- Why are People Perennially Surprised By Internet Misogyny? | s.e. smith at meloukhia.net (April 14): “I have a confession: I was tempted to cut and paste this piece, since I’m pretty sure I’ve written it before. I realized that my desire to cut and paste was kind of an indicator of how endlessly circular this topic is, though. […] I really don’t know how many times people need to say this before the message will sink through: the internet is a dangerous place for women. It’s especially dangerous for women living at the intersections of multiple marginalisations.”
- Collecting Inspiration with Supersisters | Liz Zanis at The Metropolitan Museum of Art (April 3): “Published in 1979, the Supersisters trading cards were a playful, informative, and accessible way to spread feminism to younger audiences. The series was inspired by Lois Rich’s daughter, an eight-year-old baseball-card collector, who asked why there weren’t any pictures of girls on the cards. With a grant from the New York State Education Department, Lois Rich and her sister, Barbara Egerman, contacted five hundred women of achievement and created cards of the first seventy-two to respond.”

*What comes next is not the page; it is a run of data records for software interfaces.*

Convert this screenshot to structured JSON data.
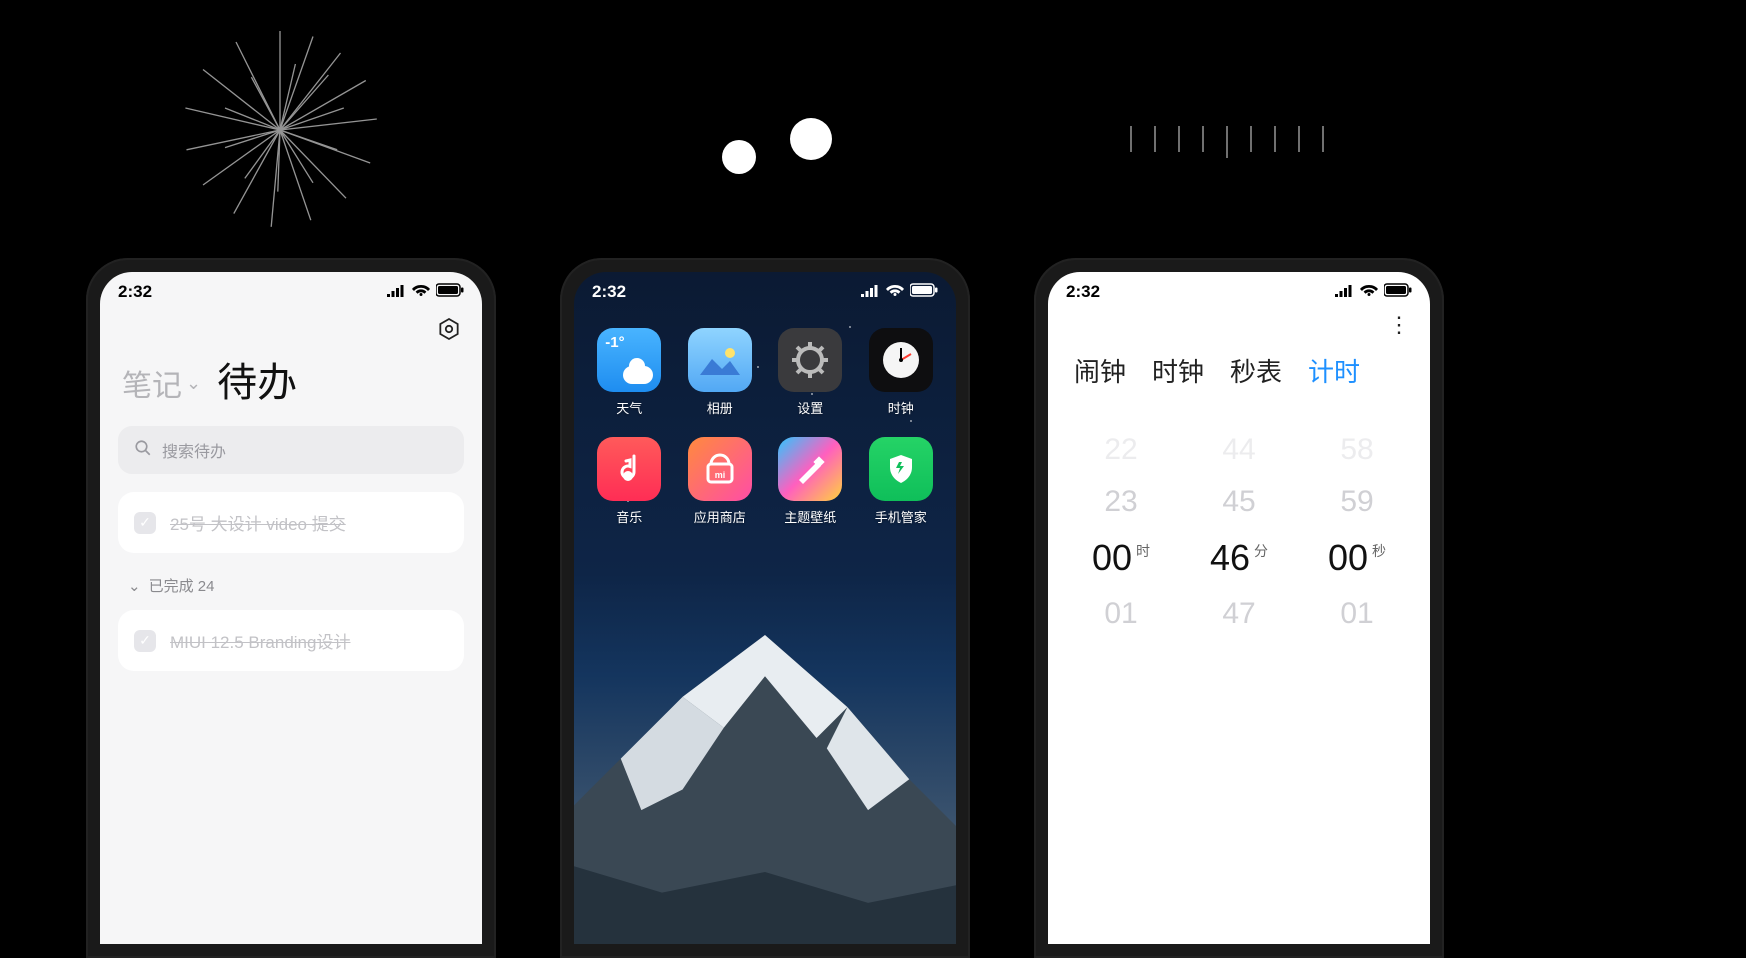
{
  "status": {
    "time": "2:32"
  },
  "firework": {
    "name": "firework-icon"
  },
  "ticks": {
    "count": 9
  },
  "notes": {
    "tab_notes": "笔记",
    "tab_todo": "待办",
    "search_placeholder": "搜索待办",
    "todo1": "25号 大设计 video 提交",
    "done_label": "已完成 24",
    "todo2": "MIUI 12.5 Branding设计"
  },
  "home": {
    "weather_temp": "-1°",
    "apps": [
      {
        "label": "天气"
      },
      {
        "label": "相册"
      },
      {
        "label": "设置"
      },
      {
        "label": "时钟"
      },
      {
        "label": "音乐"
      },
      {
        "label": "应用商店"
      },
      {
        "label": "主题壁纸"
      },
      {
        "label": "手机管家"
      }
    ]
  },
  "clock": {
    "tabs": {
      "alarm": "闹钟",
      "clock": "时钟",
      "stopwatch": "秒表",
      "timer": "计时"
    },
    "hours": {
      "prev2": "22",
      "prev1": "23",
      "sel": "00",
      "unit": "时",
      "next1": "01"
    },
    "minutes": {
      "prev2": "44",
      "prev1": "45",
      "sel": "46",
      "unit": "分",
      "next1": "47"
    },
    "seconds": {
      "prev2": "58",
      "prev1": "59",
      "sel": "00",
      "unit": "秒",
      "next1": "01"
    }
  }
}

We link to a variety of sources, some of which are personal blogs. If you visit other sites linked herein, we ask that you respect the commenting policy and individual culture of those sites.
You can suggest links for future linkspams in comments here, or by using the “geekfeminism” tag on Pinboard, Delicious or Diigo; or the “#geekfeminism” tag on Twitter. Please note that we tend to stick to publishing recent links (from the last month or so).
Thanks to everyone who suggested links.
“Trolls In Their Natural Habitats: An Analysis Of Comments On TED Talks
Six percent of YouTube comments on TED talks are straight-up insults. ”
By Francie Diep, Posted 04.14.2014
The feminist trading cards inspired me to start thinking about who I put on a new set. Please come share your ideas here: http://ow.ly/vVD0Z